• _Your assignment_
If a line of the data contains the word "title", it is counted; report how many such lines there are and nothing else.

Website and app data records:
=-=-=
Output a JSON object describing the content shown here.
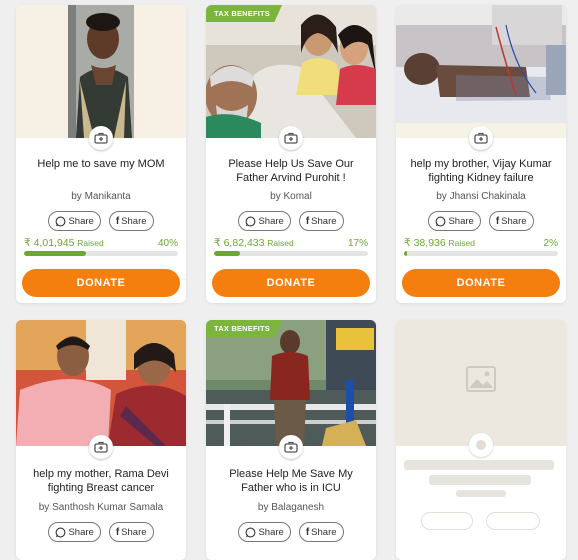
{
  "cards": [
    {
      "title": "Help me to save my MOM",
      "author": "by Manikanta",
      "raised": "₹ 4,01,945",
      "raised_label": "Raised",
      "percent": "40%",
      "progress": 0.4,
      "tax_benefits": false
    },
    {
      "title": "Please Help Us Save Our Father Arvind Purohit !",
      "author": "by Komal",
      "raised": "₹ 6,82,433",
      "raised_label": "Raised",
      "percent": "17%",
      "progress": 0.17,
      "tax_benefits": true,
      "badge": "TAX BENEFITS"
    },
    {
      "title": "help my brother, Vijay Kumar fighting Kidney failure",
      "author": "by Jhansi Chakinala",
      "raised": "₹ 38,936",
      "raised_label": "Raised",
      "percent": "2%",
      "progress": 0.02,
      "tax_benefits": false
    },
    {
      "title": "help my mother, Rama Devi fighting Breast cancer",
      "author": "by Santhosh Kumar Samala",
      "tax_benefits": false
    },
    {
      "title": "Please Help Me Save My Father who is in ICU",
      "author": "by Balaganesh",
      "tax_benefits": true,
      "badge": "TAX BENEFITS"
    }
  ],
  "share_whatsapp": "Share",
  "share_facebook": "Share",
  "donate_label": "DONATE",
  "colors": {
    "accent": "#f47f0f",
    "progress": "#6aa832",
    "tax_badge": "#7bb53b"
  }
}
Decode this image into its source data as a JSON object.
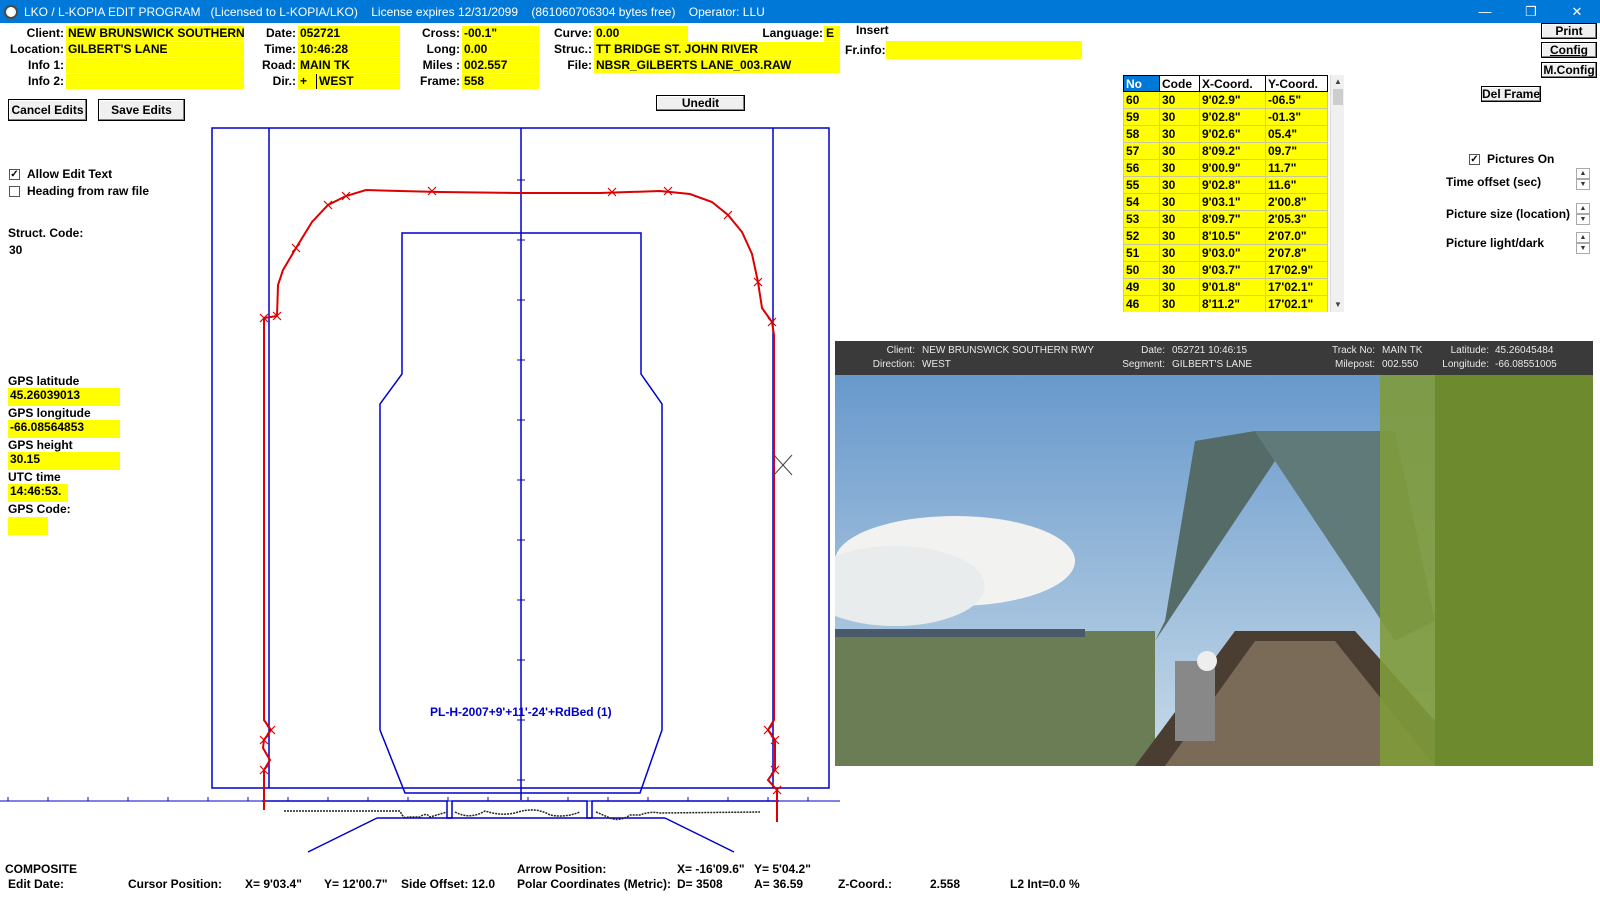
{
  "window": {
    "title": "LKO / L-KOPIA EDIT PROGRAM   (Licensed to L-KOPIA/LKO)    License expires 12/31/2099    (861060706304 bytes free)    Operator: LLU",
    "minimize": "—",
    "restore": "❐",
    "close": "✕"
  },
  "header": {
    "client_label": "Client:",
    "client": "NEW BRUNSWICK SOUTHERN",
    "location_label": "Location:",
    "location": "GILBERT'S LANE",
    "info1_label": "Info 1:",
    "info1": "",
    "info2_label": "Info 2:",
    "info2": "",
    "date_label": "Date:",
    "date": "052721",
    "time_label": "Time:",
    "time": "10:46:28",
    "road_label": "Road:",
    "road": "MAIN TK",
    "dir_label": "Dir.:",
    "dir_sign": "+",
    "dir": "WEST",
    "cross_label": "Cross:",
    "cross": "-00.1\"",
    "long_label": "Long:",
    "long": "0.00",
    "miles_label": "Miles :",
    "miles": "002.557",
    "frame_label": "Frame:",
    "frame": "558",
    "curve_label": "Curve:",
    "curve": "0.00",
    "struc_label": "Struc.:",
    "struc": "TT BRIDGE ST. JOHN RIVER",
    "file_label": "File:",
    "file": "NBSR_GILBERTS LANE_003.RAW",
    "language_label": "Language:",
    "language": "E",
    "insert_label": "Insert",
    "frinfo_label": "Fr.info:",
    "frinfo": ""
  },
  "buttons": {
    "cancel_edits": "Cancel Edits",
    "save_edits": "Save Edits",
    "unedit": "Unedit",
    "print": "Print",
    "config": "Config",
    "mconfig": "M.Config",
    "del_frame": "Del Frame"
  },
  "left_panel": {
    "allow_edit_text": "Allow Edit Text",
    "allow_edit_checked": true,
    "heading_from_raw": "Heading from raw file",
    "heading_checked": false,
    "struct_code_label": "Struct. Code:",
    "struct_code": "30",
    "gps_latitude_label": "GPS latitude",
    "gps_latitude": "45.26039013",
    "gps_longitude_label": "GPS longitude",
    "gps_longitude": "-66.08564853",
    "gps_height_label": "GPS height",
    "gps_height": "30.15",
    "utc_time_label": "UTC time",
    "utc_time": "14:46:53.",
    "gps_code_label": "GPS Code:",
    "gps_code": ""
  },
  "profile": {
    "label": "PL-H-2007+9'+11'-24'+RdBed  (1)",
    "color_measured": "#dd0000",
    "color_clearance": "#0000cc"
  },
  "points_table": {
    "headers": [
      "No",
      "Code",
      "X-Coord.",
      "Y-Coord."
    ],
    "rows": [
      [
        "60",
        "30",
        "9'02.9\"",
        "-06.5\""
      ],
      [
        "59",
        "30",
        "9'02.8\"",
        "-01.3\""
      ],
      [
        "58",
        "30",
        "9'02.6\"",
        "05.4\""
      ],
      [
        "57",
        "30",
        "8'09.2\"",
        "09.7\""
      ],
      [
        "56",
        "30",
        "9'00.9\"",
        "11.7\""
      ],
      [
        "55",
        "30",
        "9'02.8\"",
        "11.6\""
      ],
      [
        "54",
        "30",
        "9'03.1\"",
        "2'00.8\""
      ],
      [
        "53",
        "30",
        "8'09.7\"",
        "2'05.3\""
      ],
      [
        "52",
        "30",
        "8'10.5\"",
        "2'07.0\""
      ],
      [
        "51",
        "30",
        "9'03.0\"",
        "2'07.8\""
      ],
      [
        "50",
        "30",
        "9'03.7\"",
        "17'02.9\""
      ],
      [
        "49",
        "30",
        "9'01.8\"",
        "17'02.1\""
      ],
      [
        "46",
        "30",
        "8'11.2\"",
        "17'02.1\""
      ]
    ]
  },
  "picture_controls": {
    "pictures_on": "Pictures On",
    "pictures_checked": true,
    "time_offset": "Time offset (sec)",
    "picture_size": "Picture size (location)",
    "picture_light": "Picture light/dark"
  },
  "photo_overlay": {
    "client_k": "Client:",
    "client_v": "NEW BRUNSWICK SOUTHERN RWY",
    "direction_k": "Direction:",
    "direction_v": "WEST",
    "date_k": "Date:",
    "date_v": "052721 10:46:15",
    "segment_k": "Segment:",
    "segment_v": "GILBERT'S LANE",
    "track_k": "Track No:",
    "track_v": "MAIN TK",
    "milepost_k": "Milepost:",
    "milepost_v": "002.550",
    "lat_k": "Latitude:",
    "lat_v": "45.26045484",
    "lon_k": "Longitude:",
    "lon_v": "-66.08551005"
  },
  "status": {
    "composite": "COMPOSITE",
    "edit_date": "Edit Date:",
    "cursor_position": "Cursor Position:",
    "cursor_x": "X=  9'03.4\"",
    "cursor_y": "Y= 12'00.7\"",
    "side_offset": "Side Offset:  12.0",
    "arrow_position": "Arrow Position:",
    "arrow_x": "X=  -16'09.6\"",
    "arrow_y": "Y=  5'04.2\"",
    "polar": "Polar Coordinates (Metric):",
    "polar_d": "D=  3508",
    "polar_a": "A=  36.59",
    "z_coord_label": "Z-Coord.:",
    "z_coord": "2.558",
    "l2": "L2 Int=0.0 %"
  }
}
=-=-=
• _Output for this exercise_
6